(Items from an interface collection)

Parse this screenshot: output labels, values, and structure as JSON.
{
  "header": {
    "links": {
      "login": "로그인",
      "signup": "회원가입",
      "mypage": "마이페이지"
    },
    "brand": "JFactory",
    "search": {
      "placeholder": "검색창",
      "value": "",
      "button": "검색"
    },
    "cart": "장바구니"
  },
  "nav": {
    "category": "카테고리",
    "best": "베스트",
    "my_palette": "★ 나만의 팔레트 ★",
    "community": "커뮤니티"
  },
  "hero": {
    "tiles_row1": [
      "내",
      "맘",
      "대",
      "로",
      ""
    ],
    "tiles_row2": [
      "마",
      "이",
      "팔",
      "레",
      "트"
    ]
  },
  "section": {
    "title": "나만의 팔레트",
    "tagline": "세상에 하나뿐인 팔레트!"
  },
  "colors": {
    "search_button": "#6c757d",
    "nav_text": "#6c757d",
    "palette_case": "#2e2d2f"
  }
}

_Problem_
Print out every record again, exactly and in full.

_Result_
Parse this screenshot: output labels, values, and structure as JSON.
{
  "header": {
    "links": {
      "login": "로그인",
      "signup": "회원가입",
      "mypage": "마이페이지"
    },
    "brand": "JFactory",
    "search": {
      "placeholder": "검색창",
      "value": "",
      "button": "검색"
    },
    "cart": "장바구니"
  },
  "nav": {
    "category": "카테고리",
    "best": "베스트",
    "my_palette": "★ 나만의 팔레트 ★",
    "community": "커뮤니티"
  },
  "hero": {
    "tiles_row1": [
      "내",
      "맘",
      "대",
      "로",
      ""
    ],
    "tiles_row2": [
      "마",
      "이",
      "팔",
      "레",
      "트"
    ]
  },
  "section": {
    "title": "나만의 팔레트",
    "tagline": "세상에 하나뿐인 팔레트!"
  },
  "colors": {
    "search_button": "#6c757d",
    "nav_text": "#6c757d",
    "palette_case": "#2e2d2f"
  }
}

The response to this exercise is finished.